Assignment:
Looking through the records below, please work out how many lines contain "JSON". Give only that number.

(Interface dataset entries)
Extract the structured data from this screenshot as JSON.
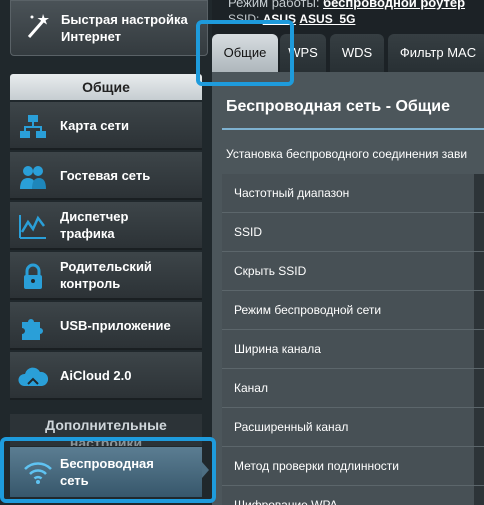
{
  "sidebar": {
    "quick_setup": {
      "line1": "Быстрая настройка",
      "line2": "Интернет"
    },
    "general_header": "Общие",
    "items": [
      {
        "line1": "Карта сети",
        "line2": "",
        "icon": "network-map-icon"
      },
      {
        "line1": "Гостевая сеть",
        "line2": "",
        "icon": "guest-network-icon"
      },
      {
        "line1": "Диспетчер",
        "line2": "трафика",
        "icon": "traffic-manager-icon"
      },
      {
        "line1": "Родительский",
        "line2": "контроль",
        "icon": "parental-lock-icon"
      },
      {
        "line1": "USB-приложение",
        "line2": "",
        "icon": "puzzle-icon"
      },
      {
        "line1": "AiCloud 2.0",
        "line2": "",
        "icon": "cloud-icon"
      }
    ],
    "advanced_header": {
      "line1": "Дополнительные",
      "line2": "настройки"
    },
    "wireless": {
      "line1": "Беспроводная",
      "line2": "сеть",
      "icon": "wifi-icon"
    }
  },
  "status": {
    "mode_label": "Режим работы:",
    "mode_value": "беспроводной роутер",
    "ssid_label": "SSID:",
    "ssid_value1": "ASUS",
    "ssid_value2": "ASUS_5G"
  },
  "tabs": [
    "Общие",
    "WPS",
    "WDS",
    "Фильтр MAC"
  ],
  "panel": {
    "title": "Беспроводная сеть - Общие",
    "description": "Установка беспроводного соединения зави",
    "rows": [
      "Частотный диапазон",
      "SSID",
      "Скрыть SSID",
      "Режим беспроводной сети",
      "Ширина канала",
      "Канал",
      "Расширенный канал",
      "Метод проверки подлинности",
      "Шифрование WPA"
    ]
  },
  "colors": {
    "highlight": "#1e9bdc",
    "accent_line": "#7eb1d0",
    "active_menu": "#4b6d82"
  }
}
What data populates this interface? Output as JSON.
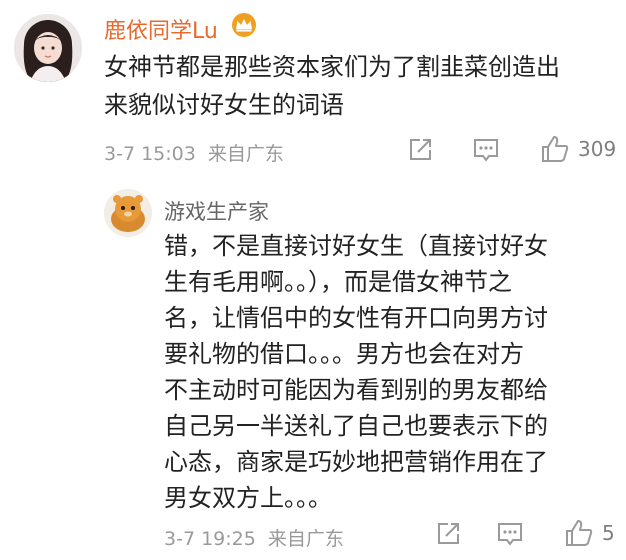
{
  "comments": [
    {
      "username": "鹿依同学Lu",
      "has_vip_crown": true,
      "text_lines": [
        "女神节都是那些资本家们为了割韭菜创造出",
        "来貌似讨好女生的词语"
      ],
      "time": "3-7 15:03",
      "location": "来自广东",
      "likes": "309"
    },
    {
      "username": "游戏生产家",
      "has_vip_crown": false,
      "text_lines": [
        "错，不是直接讨好女生（直接讨好女",
        "生有毛用啊。。），而是借女神节之",
        "名，让情侣中的女性有开口向男方讨",
        "要礼物的借口。。。男方也会在对方",
        "不主动时可能因为看到别的男友都给",
        "自己另一半送礼了自己也要表示下的",
        "心态，商家是巧妙地把营销作用在了",
        "男女双方上。。。"
      ],
      "time": "3-7 19:25",
      "location": "来自广东",
      "likes": "5"
    }
  ],
  "icons": {
    "share": "share-icon",
    "comment": "comment-icon",
    "like": "thumbs-up-icon",
    "crown": "vip-crown-icon"
  },
  "colors": {
    "username_main": "#e86a2e",
    "username_reply": "#666666",
    "body_text": "#222222",
    "meta_text": "#9a9a9a",
    "crown": "#f0a020"
  }
}
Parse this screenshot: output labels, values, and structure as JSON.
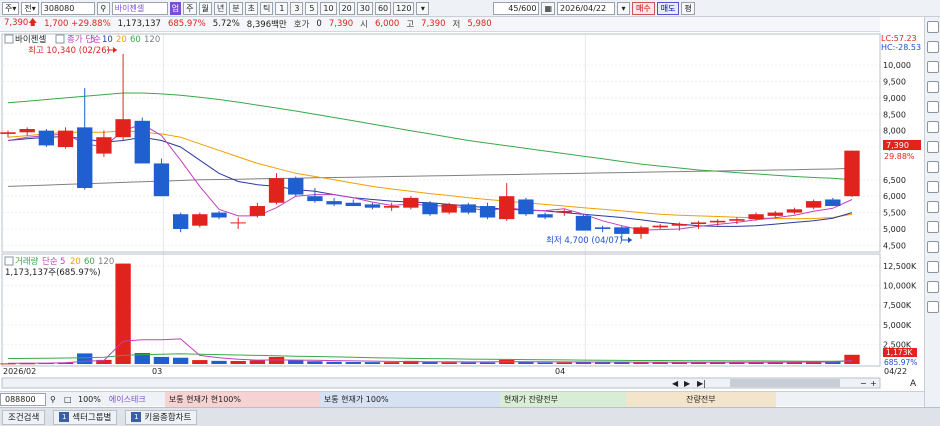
{
  "toolbar": {
    "period_select": "주",
    "market_select": "전",
    "code": "308080",
    "stock_name": "바이젠셀",
    "tag": "업",
    "periods": [
      "주",
      "월",
      "년",
      "분",
      "초",
      "틱"
    ],
    "intervals": [
      "1",
      "3",
      "5",
      "10",
      "20",
      "30",
      "60",
      "120"
    ],
    "page_count": "45/600",
    "date": "2026/04/22",
    "buy": "매수",
    "sell": "매도",
    "eval": "평"
  },
  "quote": {
    "price": "7,390",
    "change": "1,700 +29.88%",
    "volume": "1,173,137",
    "volume_ratio": "685.97%",
    "turnover": "5.72%",
    "amount": "8,396백만",
    "ask_label": "호가",
    "ask_value": "0",
    "current": "7,390",
    "open_label": "시",
    "open_value": "6,000",
    "high_label": "고",
    "high_value": "7,390",
    "low_label": "저",
    "low_value": "5,980"
  },
  "price_panel": {
    "name_label": "바이젠셀",
    "legend": [
      "종가 단순",
      "5",
      "10",
      "20",
      "60",
      "120"
    ],
    "max_label": "최고 10,340 (02/26)",
    "min_label": "최저 4,700 (04/07)",
    "lc": "LC:57.23",
    "hc": "HC:-28.53",
    "price_tag": "7,390",
    "pct_tag": "29.88%",
    "y_ticks": [
      "10,000",
      "9,500",
      "9,000",
      "8,500",
      "8,000",
      "7,500",
      "6,500",
      "6,000",
      "5,500",
      "5,000",
      "4,500"
    ]
  },
  "volume_panel": {
    "legend": [
      "거래량",
      "단순",
      "5",
      "20",
      "60",
      "120"
    ],
    "info": "1,173,137주(685.97%)",
    "tag_value": "1,173K",
    "tag_pct": "685.97%",
    "y_ticks": [
      "12,500K",
      "10,000K",
      "7,500K",
      "5,000K",
      "2,500K"
    ]
  },
  "x_axis": {
    "labels": [
      "2026/02",
      "03",
      "04"
    ],
    "right_label": "04/22"
  },
  "bottom_bar": {
    "code": "088800",
    "zoom": "100%",
    "name": "에이스테크",
    "cells": [
      "보통 현재가 현100%",
      "보통 현재가 100%",
      "현재가 잔량전부",
      "잔량전부"
    ]
  },
  "tabs": [
    "조건검색",
    "섹터그룹별",
    "키움종합차트"
  ],
  "colors": {
    "up": "#e0231c",
    "down": "#1f5fd0",
    "ma5": "#c040c0",
    "ma10": "#2a3aa0",
    "ma20": "#f0a000",
    "ma60": "#3aa84a",
    "ma120": "#808080"
  },
  "chart_data": {
    "type": "candlestick",
    "candles": [
      {
        "o": 7900,
        "h": 8000,
        "l": 7800,
        "c": 7950
      },
      {
        "o": 7950,
        "h": 8100,
        "l": 7850,
        "c": 8050
      },
      {
        "o": 8000,
        "h": 8050,
        "l": 7500,
        "c": 7550
      },
      {
        "o": 7500,
        "h": 8100,
        "l": 7450,
        "c": 8000
      },
      {
        "o": 8100,
        "h": 9300,
        "l": 6200,
        "c": 6250
      },
      {
        "o": 7300,
        "h": 8000,
        "l": 7200,
        "c": 7800
      },
      {
        "o": 7800,
        "h": 10340,
        "l": 7700,
        "c": 8350
      },
      {
        "o": 8300,
        "h": 8400,
        "l": 7000,
        "c": 7000
      },
      {
        "o": 7000,
        "h": 7150,
        "l": 6000,
        "c": 6000
      },
      {
        "o": 5450,
        "h": 5500,
        "l": 4900,
        "c": 5000
      },
      {
        "o": 5100,
        "h": 5500,
        "l": 5050,
        "c": 5450
      },
      {
        "o": 5500,
        "h": 5550,
        "l": 5300,
        "c": 5350
      },
      {
        "o": 5200,
        "h": 5350,
        "l": 5000,
        "c": 5200
      },
      {
        "o": 5400,
        "h": 5800,
        "l": 5350,
        "c": 5700
      },
      {
        "o": 5800,
        "h": 6700,
        "l": 5750,
        "c": 6550
      },
      {
        "o": 6550,
        "h": 6600,
        "l": 6000,
        "c": 6050
      },
      {
        "o": 6000,
        "h": 6250,
        "l": 5800,
        "c": 5850
      },
      {
        "o": 5850,
        "h": 5950,
        "l": 5700,
        "c": 5750
      },
      {
        "o": 5800,
        "h": 5900,
        "l": 5700,
        "c": 5700
      },
      {
        "o": 5750,
        "h": 5800,
        "l": 5600,
        "c": 5650
      },
      {
        "o": 5650,
        "h": 5800,
        "l": 5550,
        "c": 5700
      },
      {
        "o": 5650,
        "h": 6000,
        "l": 5600,
        "c": 5950
      },
      {
        "o": 5800,
        "h": 5850,
        "l": 5400,
        "c": 5450
      },
      {
        "o": 5500,
        "h": 5800,
        "l": 5450,
        "c": 5750
      },
      {
        "o": 5750,
        "h": 5800,
        "l": 5450,
        "c": 5500
      },
      {
        "o": 5700,
        "h": 5800,
        "l": 5300,
        "c": 5350
      },
      {
        "o": 5300,
        "h": 6400,
        "l": 5250,
        "c": 6000
      },
      {
        "o": 5900,
        "h": 5950,
        "l": 5400,
        "c": 5450
      },
      {
        "o": 5450,
        "h": 5500,
        "l": 5300,
        "c": 5350
      },
      {
        "o": 5500,
        "h": 5600,
        "l": 5400,
        "c": 5550
      },
      {
        "o": 5400,
        "h": 5450,
        "l": 4950,
        "c": 4950
      },
      {
        "o": 5050,
        "h": 5100,
        "l": 4900,
        "c": 5000
      },
      {
        "o": 5050,
        "h": 5100,
        "l": 4700,
        "c": 4850
      },
      {
        "o": 4850,
        "h": 5100,
        "l": 4700,
        "c": 5050
      },
      {
        "o": 5050,
        "h": 5150,
        "l": 5000,
        "c": 5100
      },
      {
        "o": 5100,
        "h": 5200,
        "l": 4950,
        "c": 5150
      },
      {
        "o": 5150,
        "h": 5250,
        "l": 5000,
        "c": 5200
      },
      {
        "o": 5200,
        "h": 5300,
        "l": 5100,
        "c": 5250
      },
      {
        "o": 5250,
        "h": 5350,
        "l": 5150,
        "c": 5300
      },
      {
        "o": 5300,
        "h": 5500,
        "l": 5250,
        "c": 5450
      },
      {
        "o": 5400,
        "h": 5550,
        "l": 5350,
        "c": 5500
      },
      {
        "o": 5500,
        "h": 5650,
        "l": 5450,
        "c": 5600
      },
      {
        "o": 5650,
        "h": 5900,
        "l": 5600,
        "c": 5850
      },
      {
        "o": 5900,
        "h": 5950,
        "l": 5700,
        "c": 5700
      },
      {
        "o": 6000,
        "h": 7390,
        "l": 5980,
        "c": 7390
      }
    ],
    "volume_k": [
      80,
      90,
      120,
      200,
      1350,
      520,
      12800,
      1400,
      900,
      800,
      500,
      400,
      380,
      450,
      900,
      520,
      350,
      280,
      250,
      240,
      240,
      400,
      260,
      230,
      210,
      200,
      540,
      250,
      200,
      200,
      260,
      250,
      270,
      200,
      210,
      200,
      190,
      210,
      220,
      250,
      240,
      260,
      300,
      260,
      1173
    ],
    "ma": {
      "ma5": [
        7700,
        7800,
        7850,
        7900,
        7600,
        7500,
        8000,
        8200,
        7850,
        7100,
        6300,
        5600,
        5400,
        5400,
        5650,
        6000,
        6050,
        6050,
        5950,
        5820,
        5720,
        5760,
        5720,
        5690,
        5650,
        5550,
        5650,
        5580,
        5560,
        5620,
        5450,
        5250,
        5100,
        4970,
        4980,
        5000,
        5080,
        5140,
        5200,
        5280,
        5340,
        5420,
        5540,
        5630,
        5900
      ],
      "ma10": [
        7700,
        7750,
        7800,
        7820,
        7750,
        7650,
        7700,
        7800,
        7700,
        7500,
        7100,
        6700,
        6450,
        6350,
        6300,
        6200,
        6150,
        6050,
        5950,
        5900,
        5850,
        5820,
        5800,
        5750,
        5700,
        5650,
        5600,
        5580,
        5550,
        5500,
        5450,
        5400,
        5350,
        5280,
        5200,
        5150,
        5100,
        5080,
        5080,
        5100,
        5150,
        5200,
        5250,
        5330,
        5500
      ],
      "ma20": [
        7800,
        7850,
        7900,
        7950,
        7950,
        7950,
        8000,
        7950,
        7900,
        7800,
        7600,
        7400,
        7200,
        7000,
        6850,
        6700,
        6600,
        6500,
        6400,
        6300,
        6220,
        6150,
        6080,
        6020,
        5950,
        5900,
        5850,
        5800,
        5750,
        5700,
        5650,
        5600,
        5550,
        5500,
        5450,
        5420,
        5400,
        5380,
        5360,
        5340,
        5320,
        5310,
        5320,
        5350,
        5450
      ],
      "ma60": [
        8850,
        8900,
        8950,
        9000,
        9050,
        9100,
        9150,
        9150,
        9120,
        9080,
        9020,
        8950,
        8870,
        8780,
        8690,
        8600,
        8500,
        8400,
        8300,
        8200,
        8100,
        8000,
        7900,
        7800,
        7700,
        7620,
        7540,
        7460,
        7380,
        7300,
        7220,
        7140,
        7060,
        6980,
        6920,
        6860,
        6800,
        6760,
        6720,
        6680,
        6640,
        6600,
        6570,
        6550,
        6500
      ],
      "ma120": [
        6300,
        6320,
        6340,
        6360,
        6380,
        6400,
        6420,
        6440,
        6460,
        6480,
        6500,
        6510,
        6520,
        6530,
        6540,
        6550,
        6560,
        6570,
        6580,
        6590,
        6600,
        6610,
        6620,
        6630,
        6640,
        6650,
        6660,
        6670,
        6680,
        6690,
        6700,
        6710,
        6720,
        6730,
        6740,
        6750,
        6760,
        6770,
        6780,
        6790,
        6800,
        6810,
        6820,
        6830,
        6850
      ]
    },
    "vol_ma5_k": [
      100,
      110,
      120,
      150,
      350,
      450,
      2900,
      3100,
      3100,
      3200,
      1100,
      800,
      600,
      500,
      520,
      500,
      470,
      430,
      400,
      370,
      330,
      300,
      290,
      280,
      270,
      270,
      300,
      290,
      280,
      270,
      260,
      260,
      250,
      240,
      240,
      230,
      220,
      220,
      220,
      230,
      230,
      240,
      250,
      260,
      450
    ],
    "vol_ma20_k": [
      700,
      720,
      740,
      760,
      800,
      850,
      1100,
      1200,
      1250,
      1300,
      1250,
      1200,
      1150,
      1100,
      1050,
      1000,
      950,
      900,
      850,
      800,
      760,
      720,
      690,
      660,
      630,
      600,
      580,
      560,
      540,
      520,
      500,
      480,
      460,
      450,
      440,
      430,
      420,
      410,
      400,
      390,
      380,
      370,
      360,
      350,
      400
    ],
    "ylim_price": [
      4500,
      10340
    ],
    "ylim_volume_k": [
      0,
      13000
    ]
  }
}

Exercise output:
3